> Task details
Show every line below where "color" appears.

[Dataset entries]
****

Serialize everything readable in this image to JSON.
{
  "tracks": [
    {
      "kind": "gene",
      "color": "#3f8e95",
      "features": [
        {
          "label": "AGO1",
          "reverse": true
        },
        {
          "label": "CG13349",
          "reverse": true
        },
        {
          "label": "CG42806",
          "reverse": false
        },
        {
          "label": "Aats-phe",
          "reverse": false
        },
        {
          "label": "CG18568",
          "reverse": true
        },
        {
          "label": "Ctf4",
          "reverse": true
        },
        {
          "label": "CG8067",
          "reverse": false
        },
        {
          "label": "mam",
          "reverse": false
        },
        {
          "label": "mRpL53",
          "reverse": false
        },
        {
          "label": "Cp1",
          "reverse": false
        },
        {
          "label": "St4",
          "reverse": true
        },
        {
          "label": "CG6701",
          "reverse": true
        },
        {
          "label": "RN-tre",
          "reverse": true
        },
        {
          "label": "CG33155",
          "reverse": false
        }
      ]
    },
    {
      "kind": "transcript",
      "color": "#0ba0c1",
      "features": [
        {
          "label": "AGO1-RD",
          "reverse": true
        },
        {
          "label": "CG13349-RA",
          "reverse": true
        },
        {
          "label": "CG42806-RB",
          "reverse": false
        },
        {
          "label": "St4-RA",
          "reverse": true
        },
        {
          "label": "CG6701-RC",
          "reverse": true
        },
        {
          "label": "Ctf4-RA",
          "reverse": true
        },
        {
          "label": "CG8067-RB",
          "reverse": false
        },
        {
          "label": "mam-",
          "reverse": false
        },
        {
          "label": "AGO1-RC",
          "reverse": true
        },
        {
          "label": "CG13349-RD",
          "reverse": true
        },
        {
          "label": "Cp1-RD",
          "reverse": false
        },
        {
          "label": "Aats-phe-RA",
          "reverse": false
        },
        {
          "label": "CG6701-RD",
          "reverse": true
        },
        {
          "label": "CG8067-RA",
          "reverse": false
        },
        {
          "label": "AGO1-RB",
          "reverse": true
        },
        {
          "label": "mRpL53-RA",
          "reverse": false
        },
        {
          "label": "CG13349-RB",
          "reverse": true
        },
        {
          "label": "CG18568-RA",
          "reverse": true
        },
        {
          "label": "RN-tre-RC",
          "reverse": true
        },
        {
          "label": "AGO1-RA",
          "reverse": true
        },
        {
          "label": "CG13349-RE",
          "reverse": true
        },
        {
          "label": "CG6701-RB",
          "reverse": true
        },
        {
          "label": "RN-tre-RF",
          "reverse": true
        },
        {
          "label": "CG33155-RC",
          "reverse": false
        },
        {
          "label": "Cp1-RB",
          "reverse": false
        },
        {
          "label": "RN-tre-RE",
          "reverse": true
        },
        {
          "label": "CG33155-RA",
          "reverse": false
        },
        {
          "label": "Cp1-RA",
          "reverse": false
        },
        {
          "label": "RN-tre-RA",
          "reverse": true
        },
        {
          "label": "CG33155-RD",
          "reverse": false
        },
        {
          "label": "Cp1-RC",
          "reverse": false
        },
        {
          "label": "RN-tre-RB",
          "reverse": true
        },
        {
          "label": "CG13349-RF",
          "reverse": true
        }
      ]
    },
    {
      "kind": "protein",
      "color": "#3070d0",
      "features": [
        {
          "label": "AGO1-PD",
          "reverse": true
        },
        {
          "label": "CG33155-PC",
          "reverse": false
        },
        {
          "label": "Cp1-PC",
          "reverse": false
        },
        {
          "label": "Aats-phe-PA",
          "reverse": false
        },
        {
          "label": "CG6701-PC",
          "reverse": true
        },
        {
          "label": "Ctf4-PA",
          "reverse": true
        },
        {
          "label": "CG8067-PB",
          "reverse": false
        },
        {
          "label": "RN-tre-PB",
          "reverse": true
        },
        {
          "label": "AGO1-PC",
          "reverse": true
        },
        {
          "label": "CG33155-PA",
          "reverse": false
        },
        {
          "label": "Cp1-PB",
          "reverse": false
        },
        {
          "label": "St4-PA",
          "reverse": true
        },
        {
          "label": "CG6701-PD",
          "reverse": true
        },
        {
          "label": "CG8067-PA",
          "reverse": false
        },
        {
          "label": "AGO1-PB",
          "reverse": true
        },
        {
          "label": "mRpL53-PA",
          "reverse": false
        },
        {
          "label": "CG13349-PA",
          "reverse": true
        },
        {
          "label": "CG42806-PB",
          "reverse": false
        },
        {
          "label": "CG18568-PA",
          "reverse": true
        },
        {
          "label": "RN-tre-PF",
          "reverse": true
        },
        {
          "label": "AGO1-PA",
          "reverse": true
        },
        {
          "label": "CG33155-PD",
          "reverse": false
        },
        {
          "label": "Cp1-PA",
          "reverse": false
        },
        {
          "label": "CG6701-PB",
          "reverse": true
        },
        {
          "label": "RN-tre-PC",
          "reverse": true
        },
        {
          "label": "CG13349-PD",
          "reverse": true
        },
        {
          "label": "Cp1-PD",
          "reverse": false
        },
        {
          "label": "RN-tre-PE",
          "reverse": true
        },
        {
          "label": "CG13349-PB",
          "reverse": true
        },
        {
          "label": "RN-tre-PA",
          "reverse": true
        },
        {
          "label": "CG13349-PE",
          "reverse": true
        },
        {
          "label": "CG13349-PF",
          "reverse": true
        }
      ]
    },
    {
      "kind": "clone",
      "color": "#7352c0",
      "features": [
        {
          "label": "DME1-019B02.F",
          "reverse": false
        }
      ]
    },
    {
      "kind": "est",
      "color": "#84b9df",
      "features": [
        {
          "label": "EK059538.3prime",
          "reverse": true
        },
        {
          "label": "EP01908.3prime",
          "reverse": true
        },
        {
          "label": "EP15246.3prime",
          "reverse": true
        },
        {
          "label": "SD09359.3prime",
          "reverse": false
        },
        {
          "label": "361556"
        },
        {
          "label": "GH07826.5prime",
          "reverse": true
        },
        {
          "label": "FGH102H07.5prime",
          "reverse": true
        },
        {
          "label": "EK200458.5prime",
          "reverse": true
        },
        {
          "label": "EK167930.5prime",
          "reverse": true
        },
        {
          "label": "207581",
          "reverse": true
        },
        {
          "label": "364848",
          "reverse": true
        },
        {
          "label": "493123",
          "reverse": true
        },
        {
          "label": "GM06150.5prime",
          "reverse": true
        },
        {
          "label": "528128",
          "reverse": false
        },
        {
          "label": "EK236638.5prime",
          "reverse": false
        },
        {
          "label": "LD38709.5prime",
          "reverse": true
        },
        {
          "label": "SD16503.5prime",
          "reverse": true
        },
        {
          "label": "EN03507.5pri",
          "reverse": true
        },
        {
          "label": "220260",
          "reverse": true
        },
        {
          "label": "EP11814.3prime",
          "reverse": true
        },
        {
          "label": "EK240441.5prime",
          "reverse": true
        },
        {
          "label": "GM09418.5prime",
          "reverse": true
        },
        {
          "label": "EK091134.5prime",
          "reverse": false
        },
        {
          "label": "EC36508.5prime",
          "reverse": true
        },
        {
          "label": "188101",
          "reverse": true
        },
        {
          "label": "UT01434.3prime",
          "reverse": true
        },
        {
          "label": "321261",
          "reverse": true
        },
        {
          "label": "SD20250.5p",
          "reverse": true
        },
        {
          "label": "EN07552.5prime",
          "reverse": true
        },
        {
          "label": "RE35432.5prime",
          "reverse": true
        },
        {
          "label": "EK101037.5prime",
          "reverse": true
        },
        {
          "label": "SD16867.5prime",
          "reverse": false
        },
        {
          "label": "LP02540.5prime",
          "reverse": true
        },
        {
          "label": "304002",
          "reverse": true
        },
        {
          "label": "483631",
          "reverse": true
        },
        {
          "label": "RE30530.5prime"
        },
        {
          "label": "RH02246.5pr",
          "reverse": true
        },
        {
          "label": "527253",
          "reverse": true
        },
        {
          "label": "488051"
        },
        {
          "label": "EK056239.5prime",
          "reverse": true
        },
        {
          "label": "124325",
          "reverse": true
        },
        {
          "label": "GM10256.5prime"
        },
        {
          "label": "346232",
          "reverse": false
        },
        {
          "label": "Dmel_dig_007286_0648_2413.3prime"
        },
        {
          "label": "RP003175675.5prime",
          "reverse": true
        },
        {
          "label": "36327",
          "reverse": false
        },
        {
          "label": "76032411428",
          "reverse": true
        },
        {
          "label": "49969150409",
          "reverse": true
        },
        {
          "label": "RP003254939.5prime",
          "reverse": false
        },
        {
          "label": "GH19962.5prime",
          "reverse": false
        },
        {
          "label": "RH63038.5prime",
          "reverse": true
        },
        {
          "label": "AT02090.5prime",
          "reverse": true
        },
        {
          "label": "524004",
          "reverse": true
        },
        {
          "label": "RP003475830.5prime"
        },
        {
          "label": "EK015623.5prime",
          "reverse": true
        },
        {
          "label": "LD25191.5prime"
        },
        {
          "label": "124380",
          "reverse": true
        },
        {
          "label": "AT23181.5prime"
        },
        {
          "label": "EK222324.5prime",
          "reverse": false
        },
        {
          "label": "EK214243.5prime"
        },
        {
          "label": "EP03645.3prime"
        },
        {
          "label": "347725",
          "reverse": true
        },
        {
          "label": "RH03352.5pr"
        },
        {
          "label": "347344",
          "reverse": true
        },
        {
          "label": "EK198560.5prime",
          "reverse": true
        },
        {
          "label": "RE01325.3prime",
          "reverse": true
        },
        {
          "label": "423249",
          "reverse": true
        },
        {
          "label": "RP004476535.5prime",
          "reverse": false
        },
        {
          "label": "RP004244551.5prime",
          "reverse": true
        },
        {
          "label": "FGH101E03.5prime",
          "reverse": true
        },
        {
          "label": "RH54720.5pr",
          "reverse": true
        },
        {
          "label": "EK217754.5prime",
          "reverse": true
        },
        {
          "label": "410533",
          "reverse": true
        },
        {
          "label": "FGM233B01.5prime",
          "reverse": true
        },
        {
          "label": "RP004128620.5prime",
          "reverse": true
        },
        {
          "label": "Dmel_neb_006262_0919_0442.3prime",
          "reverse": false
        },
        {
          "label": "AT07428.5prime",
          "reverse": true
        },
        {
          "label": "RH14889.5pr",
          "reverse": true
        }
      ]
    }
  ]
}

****

> Answer for this exercise
      "color": "#3f8e95",
      "color": "#0ba0c1",
      "color": "#3070d0",
      "color": "#7352c0",
      "color": "#84b9df",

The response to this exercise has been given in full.